───── Material provided ─────

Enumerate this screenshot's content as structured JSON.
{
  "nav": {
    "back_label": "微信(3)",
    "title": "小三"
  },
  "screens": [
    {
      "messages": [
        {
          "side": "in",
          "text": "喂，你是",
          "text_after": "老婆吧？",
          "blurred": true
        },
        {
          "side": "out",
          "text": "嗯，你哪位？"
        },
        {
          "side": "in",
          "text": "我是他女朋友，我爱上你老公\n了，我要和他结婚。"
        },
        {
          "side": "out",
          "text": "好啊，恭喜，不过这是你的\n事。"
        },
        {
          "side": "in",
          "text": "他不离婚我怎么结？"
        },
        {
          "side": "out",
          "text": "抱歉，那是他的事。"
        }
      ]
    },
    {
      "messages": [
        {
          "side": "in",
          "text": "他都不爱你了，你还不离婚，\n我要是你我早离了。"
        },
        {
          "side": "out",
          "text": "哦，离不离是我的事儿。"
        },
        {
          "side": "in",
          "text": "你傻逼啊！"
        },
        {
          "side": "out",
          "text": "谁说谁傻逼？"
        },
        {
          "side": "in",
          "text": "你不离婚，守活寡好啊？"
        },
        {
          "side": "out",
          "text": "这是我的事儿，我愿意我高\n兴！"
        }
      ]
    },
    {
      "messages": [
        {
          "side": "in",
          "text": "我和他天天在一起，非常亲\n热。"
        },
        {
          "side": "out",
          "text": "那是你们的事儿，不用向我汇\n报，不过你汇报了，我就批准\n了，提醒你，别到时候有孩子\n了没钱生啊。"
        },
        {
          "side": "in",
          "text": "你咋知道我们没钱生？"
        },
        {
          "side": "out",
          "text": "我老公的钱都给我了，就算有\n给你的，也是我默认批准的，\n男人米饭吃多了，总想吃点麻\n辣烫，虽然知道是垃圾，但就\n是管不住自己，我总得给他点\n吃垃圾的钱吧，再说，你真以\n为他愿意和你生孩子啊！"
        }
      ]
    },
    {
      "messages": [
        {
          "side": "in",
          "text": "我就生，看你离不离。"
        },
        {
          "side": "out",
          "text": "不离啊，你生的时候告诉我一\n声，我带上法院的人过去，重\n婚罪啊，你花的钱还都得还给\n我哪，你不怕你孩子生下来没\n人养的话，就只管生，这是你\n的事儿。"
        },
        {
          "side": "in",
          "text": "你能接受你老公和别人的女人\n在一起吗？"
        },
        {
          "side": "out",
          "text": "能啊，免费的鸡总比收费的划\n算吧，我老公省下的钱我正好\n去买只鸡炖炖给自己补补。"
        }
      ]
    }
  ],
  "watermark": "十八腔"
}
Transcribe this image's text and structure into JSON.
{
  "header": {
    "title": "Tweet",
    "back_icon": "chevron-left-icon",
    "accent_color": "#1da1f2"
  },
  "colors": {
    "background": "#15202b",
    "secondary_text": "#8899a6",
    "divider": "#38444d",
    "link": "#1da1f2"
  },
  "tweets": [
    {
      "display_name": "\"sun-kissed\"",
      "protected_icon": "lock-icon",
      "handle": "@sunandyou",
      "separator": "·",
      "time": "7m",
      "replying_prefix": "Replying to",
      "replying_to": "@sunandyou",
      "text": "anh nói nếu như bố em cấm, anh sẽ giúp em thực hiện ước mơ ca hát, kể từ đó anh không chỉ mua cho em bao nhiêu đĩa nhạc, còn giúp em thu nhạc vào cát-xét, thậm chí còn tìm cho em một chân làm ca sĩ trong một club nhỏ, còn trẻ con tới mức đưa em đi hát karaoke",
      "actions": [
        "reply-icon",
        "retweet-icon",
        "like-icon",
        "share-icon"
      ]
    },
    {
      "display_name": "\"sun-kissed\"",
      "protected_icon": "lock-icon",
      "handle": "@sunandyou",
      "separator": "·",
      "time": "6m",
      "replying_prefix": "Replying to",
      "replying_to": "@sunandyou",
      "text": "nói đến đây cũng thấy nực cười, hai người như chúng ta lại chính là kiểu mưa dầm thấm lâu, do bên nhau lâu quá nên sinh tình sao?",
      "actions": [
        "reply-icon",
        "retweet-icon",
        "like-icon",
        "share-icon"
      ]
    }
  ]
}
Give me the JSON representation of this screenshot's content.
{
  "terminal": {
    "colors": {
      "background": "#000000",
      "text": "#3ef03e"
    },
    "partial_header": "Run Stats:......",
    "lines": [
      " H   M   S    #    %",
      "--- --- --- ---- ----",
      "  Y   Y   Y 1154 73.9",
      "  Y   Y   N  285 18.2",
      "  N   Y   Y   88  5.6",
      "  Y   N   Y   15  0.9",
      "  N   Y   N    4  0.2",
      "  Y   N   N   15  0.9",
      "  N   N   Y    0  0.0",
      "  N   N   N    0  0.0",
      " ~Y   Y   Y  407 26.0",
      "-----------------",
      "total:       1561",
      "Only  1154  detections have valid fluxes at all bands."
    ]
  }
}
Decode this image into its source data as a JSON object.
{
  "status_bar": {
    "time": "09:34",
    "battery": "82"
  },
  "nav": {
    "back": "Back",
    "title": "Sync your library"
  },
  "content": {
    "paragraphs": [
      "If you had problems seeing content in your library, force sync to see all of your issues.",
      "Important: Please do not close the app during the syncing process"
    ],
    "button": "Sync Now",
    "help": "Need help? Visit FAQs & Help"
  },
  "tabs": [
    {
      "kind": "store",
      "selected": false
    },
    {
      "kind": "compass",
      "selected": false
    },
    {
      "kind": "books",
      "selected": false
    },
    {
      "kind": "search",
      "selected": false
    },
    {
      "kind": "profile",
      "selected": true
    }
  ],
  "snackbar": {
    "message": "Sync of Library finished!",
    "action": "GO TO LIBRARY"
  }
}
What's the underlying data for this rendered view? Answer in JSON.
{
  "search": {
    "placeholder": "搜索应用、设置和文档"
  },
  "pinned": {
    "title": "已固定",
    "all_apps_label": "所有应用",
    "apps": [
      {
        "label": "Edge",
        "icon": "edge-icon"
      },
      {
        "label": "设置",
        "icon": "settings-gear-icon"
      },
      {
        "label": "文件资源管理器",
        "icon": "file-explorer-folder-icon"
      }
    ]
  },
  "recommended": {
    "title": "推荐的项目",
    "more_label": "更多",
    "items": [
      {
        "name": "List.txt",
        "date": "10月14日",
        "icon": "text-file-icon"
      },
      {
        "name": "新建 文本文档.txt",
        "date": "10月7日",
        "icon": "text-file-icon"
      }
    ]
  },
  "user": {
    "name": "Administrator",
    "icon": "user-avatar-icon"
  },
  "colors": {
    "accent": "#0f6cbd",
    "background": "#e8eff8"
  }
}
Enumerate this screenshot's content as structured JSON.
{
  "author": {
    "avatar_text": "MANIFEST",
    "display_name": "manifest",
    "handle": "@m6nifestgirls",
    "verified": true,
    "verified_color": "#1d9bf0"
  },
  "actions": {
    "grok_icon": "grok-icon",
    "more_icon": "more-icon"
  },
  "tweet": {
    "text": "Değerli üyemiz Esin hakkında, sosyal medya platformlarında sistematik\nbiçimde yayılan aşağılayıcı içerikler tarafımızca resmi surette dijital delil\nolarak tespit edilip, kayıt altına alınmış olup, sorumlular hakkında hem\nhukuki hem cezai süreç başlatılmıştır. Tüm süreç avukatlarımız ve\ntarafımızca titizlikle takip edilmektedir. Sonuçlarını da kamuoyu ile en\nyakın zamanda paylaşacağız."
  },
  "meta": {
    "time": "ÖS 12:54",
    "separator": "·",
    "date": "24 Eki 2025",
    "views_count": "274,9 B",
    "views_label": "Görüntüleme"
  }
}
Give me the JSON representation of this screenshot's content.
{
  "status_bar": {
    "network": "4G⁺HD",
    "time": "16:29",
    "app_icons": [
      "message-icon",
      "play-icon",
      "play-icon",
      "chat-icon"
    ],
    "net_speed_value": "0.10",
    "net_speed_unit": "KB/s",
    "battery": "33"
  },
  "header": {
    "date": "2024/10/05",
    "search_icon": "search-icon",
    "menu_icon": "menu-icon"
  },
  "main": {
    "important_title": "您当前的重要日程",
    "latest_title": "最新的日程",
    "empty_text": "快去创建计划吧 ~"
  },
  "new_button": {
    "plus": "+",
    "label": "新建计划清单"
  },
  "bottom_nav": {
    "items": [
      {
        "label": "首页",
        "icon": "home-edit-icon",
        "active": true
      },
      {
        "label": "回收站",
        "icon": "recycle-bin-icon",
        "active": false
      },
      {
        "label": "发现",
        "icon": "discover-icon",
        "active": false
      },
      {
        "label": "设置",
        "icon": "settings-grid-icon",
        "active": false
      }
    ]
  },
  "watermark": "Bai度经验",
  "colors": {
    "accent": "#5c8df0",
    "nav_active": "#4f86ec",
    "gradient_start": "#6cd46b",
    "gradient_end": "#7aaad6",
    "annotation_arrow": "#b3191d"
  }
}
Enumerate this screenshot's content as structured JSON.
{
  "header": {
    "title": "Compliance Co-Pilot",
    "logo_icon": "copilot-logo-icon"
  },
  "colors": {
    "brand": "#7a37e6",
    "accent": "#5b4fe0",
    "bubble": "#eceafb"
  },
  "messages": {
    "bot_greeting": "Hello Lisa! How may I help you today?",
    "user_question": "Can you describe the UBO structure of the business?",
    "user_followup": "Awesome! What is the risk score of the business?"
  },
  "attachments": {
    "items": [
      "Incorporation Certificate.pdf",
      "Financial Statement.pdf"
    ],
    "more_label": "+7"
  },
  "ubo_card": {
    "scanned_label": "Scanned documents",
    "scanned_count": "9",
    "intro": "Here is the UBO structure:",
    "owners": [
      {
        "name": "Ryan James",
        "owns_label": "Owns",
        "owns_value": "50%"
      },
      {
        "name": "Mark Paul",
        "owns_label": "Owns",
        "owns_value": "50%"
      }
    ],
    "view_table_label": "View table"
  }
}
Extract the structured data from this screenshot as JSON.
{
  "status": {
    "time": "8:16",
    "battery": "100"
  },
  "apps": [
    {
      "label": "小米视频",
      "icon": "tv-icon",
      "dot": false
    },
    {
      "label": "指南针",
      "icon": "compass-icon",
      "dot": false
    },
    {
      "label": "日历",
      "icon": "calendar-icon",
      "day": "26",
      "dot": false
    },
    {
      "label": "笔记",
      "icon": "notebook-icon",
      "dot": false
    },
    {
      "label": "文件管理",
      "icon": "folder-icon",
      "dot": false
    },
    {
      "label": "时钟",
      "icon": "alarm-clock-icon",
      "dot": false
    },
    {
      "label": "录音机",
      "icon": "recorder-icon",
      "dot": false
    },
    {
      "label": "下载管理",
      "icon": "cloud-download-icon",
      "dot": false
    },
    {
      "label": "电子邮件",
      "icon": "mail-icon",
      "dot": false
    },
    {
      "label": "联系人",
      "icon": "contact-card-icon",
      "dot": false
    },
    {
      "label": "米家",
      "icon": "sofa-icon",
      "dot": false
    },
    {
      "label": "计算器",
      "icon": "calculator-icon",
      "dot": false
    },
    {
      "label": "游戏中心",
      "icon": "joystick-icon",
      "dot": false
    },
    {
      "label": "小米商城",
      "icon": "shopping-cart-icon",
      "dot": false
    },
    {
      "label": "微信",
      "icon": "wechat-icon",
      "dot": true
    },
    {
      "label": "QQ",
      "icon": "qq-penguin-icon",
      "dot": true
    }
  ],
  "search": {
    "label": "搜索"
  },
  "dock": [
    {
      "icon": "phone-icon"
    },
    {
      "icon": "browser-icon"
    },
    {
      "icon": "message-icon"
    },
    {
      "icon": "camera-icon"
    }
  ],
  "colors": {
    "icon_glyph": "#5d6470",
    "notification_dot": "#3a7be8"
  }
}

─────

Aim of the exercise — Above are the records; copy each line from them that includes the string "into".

Solution to the problem —
Transcribe this image's text and structure into JSON.
Decode this image into its source data as a JSON object.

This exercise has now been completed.